| What you should do |
Your copy should hold every record verbatim and none of the pictures.
*** Exercise material Section Begins ***
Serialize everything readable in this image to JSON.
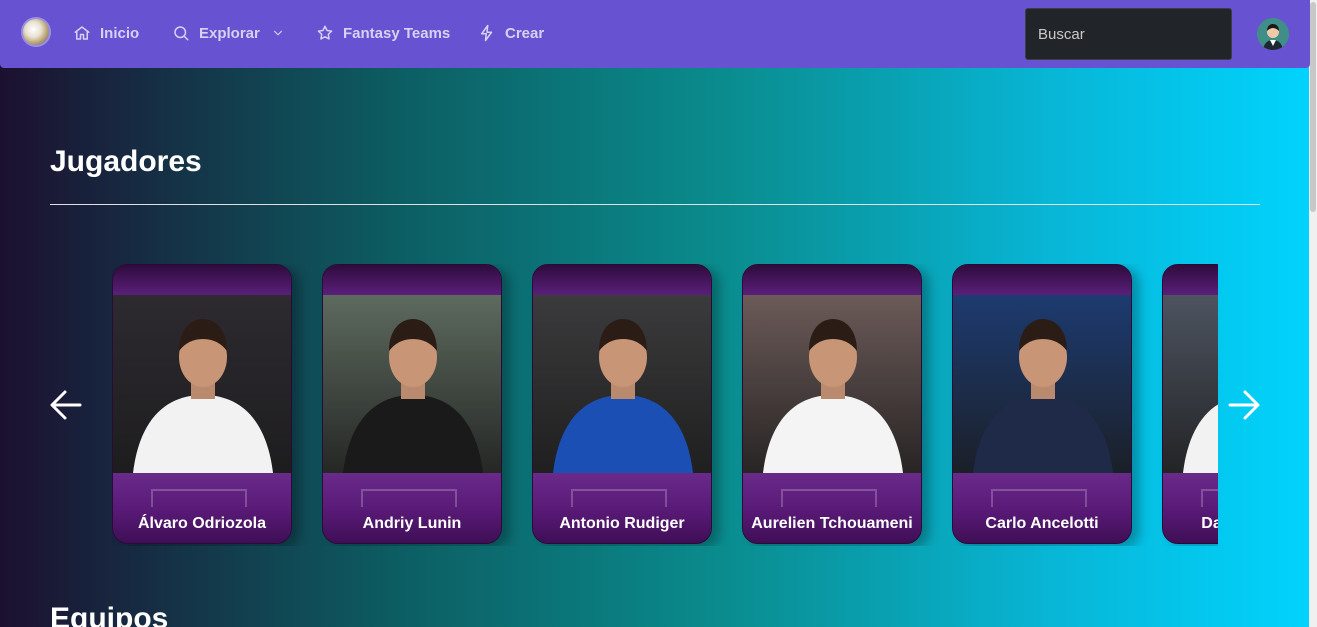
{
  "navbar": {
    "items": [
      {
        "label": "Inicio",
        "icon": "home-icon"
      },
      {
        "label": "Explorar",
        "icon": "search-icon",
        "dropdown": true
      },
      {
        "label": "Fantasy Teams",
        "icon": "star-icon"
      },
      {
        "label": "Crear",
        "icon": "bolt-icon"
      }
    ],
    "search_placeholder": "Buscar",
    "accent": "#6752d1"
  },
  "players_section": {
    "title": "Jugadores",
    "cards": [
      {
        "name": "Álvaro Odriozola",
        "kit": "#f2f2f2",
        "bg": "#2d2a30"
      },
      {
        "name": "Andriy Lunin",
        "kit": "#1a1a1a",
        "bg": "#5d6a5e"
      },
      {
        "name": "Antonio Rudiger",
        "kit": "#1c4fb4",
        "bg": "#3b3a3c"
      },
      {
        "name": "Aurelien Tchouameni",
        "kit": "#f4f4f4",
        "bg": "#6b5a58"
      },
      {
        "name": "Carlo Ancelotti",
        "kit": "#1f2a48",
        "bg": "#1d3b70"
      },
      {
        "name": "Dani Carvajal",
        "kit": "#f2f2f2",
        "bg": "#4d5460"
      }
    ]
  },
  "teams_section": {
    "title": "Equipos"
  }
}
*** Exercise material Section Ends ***
| Task output |
Serialize everything readable in this image to JSON.
{
  "navbar": {
    "items": [
      {
        "label": "Inicio",
        "icon": "home-icon"
      },
      {
        "label": "Explorar",
        "icon": "search-icon",
        "dropdown": true
      },
      {
        "label": "Fantasy Teams",
        "icon": "star-icon"
      },
      {
        "label": "Crear",
        "icon": "bolt-icon"
      }
    ],
    "search_placeholder": "Buscar",
    "accent": "#6752d1"
  },
  "players_section": {
    "title": "Jugadores",
    "cards": [
      {
        "name": "Álvaro Odriozola",
        "kit": "#f2f2f2",
        "bg": "#2d2a30"
      },
      {
        "name": "Andriy Lunin",
        "kit": "#1a1a1a",
        "bg": "#5d6a5e"
      },
      {
        "name": "Antonio Rudiger",
        "kit": "#1c4fb4",
        "bg": "#3b3a3c"
      },
      {
        "name": "Aurelien Tchouameni",
        "kit": "#f4f4f4",
        "bg": "#6b5a58"
      },
      {
        "name": "Carlo Ancelotti",
        "kit": "#1f2a48",
        "bg": "#1d3b70"
      },
      {
        "name": "Dani Carvajal",
        "kit": "#f2f2f2",
        "bg": "#4d5460"
      }
    ]
  },
  "teams_section": {
    "title": "Equipos"
  }
}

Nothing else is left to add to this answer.